And the answer is...
"Proactive central banks figure this out early and fight the inevitable slowdown by implementing QE and weaker currencies. They grab the other guy’s pizza slice. Their asset markets soar. As Figure 5 shows, 70% of the world’s developed markets have inflation below 0.5% – almost as high as the depths of the 2008 financial crisis. So the USD8.6tn in central bank balance sheet expansion (from the Fed, ECB, BOE, BoJ, and PBoC, which amounts to 130% growth over Dec-07 to now) has been unable to get inflation going." - Bank of America
"The Obama administration, facing defiance by allies that have signed up to support a new Chinese-led infrastructure fund, is proposing the bank work in a partnership with Washington-backed development institutions such as the World Bank." And with that, one giant shift towards de-dollarization is now in the books.
The inevitable death of the dollar may have been delayed.
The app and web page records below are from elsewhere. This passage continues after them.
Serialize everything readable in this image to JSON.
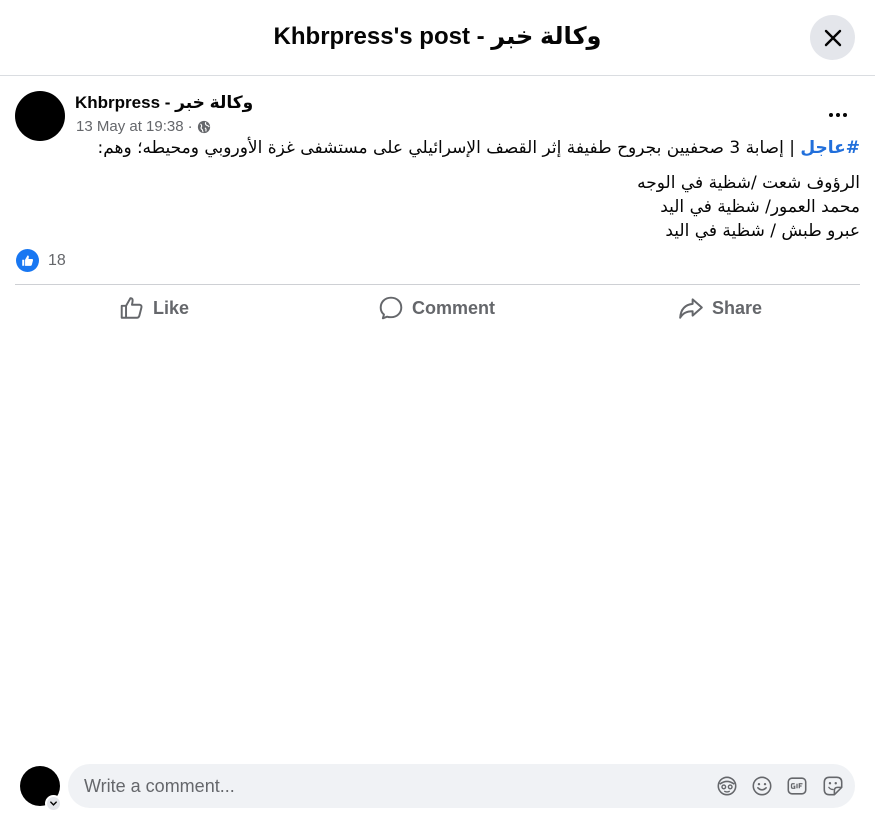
{
  "header": {
    "title": "Khbrpress's post - وكالة خبر"
  },
  "post": {
    "author": "Khbrpress - وكالة خبر",
    "timestamp": "13 May at 19:38",
    "separator": "·",
    "audience_icon": "globe-icon",
    "hashtag": "#عاجل",
    "headline": " | إصابة 3 صحفيين بجروح طفيفة إثر القصف الإسرائيلي على مستشفى غزة الأوروبي ومحيطه؛ وهم:",
    "lines": [
      "الرؤوف شعت /شظية في الوجه",
      "محمد العمور/ شظية في اليد",
      "عبرو طبش / شظية في اليد"
    ],
    "reaction_count": "18"
  },
  "actions": {
    "like_label": "Like",
    "comment_label": "Comment",
    "share_label": "Share"
  },
  "comment_box": {
    "placeholder": "Write a comment...",
    "icons": [
      "avatar-sticker-icon",
      "emoji-icon",
      "gif-icon",
      "sticker-icon"
    ]
  },
  "colors": {
    "accent": "#1877f2",
    "hashtag": "#216fdb",
    "secondary_text": "#65676b",
    "input_bg": "#f0f2f5"
  }
}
The reason is simply that the other three big economies of the world - Japan, China and Europe - are in even more disastrous condition. Worse still, their governments and central banks are actually more clueless than Washington, and are conducting policies that are flat out lunatic - meaning that their faltering economies will be facing even more destructive punishment from policy makers in the days ahead. The current malignant monetary regime does not merely imply that the Wall Street casino is a dangerous place for your money. No, it screams get out of harms’ way. Now!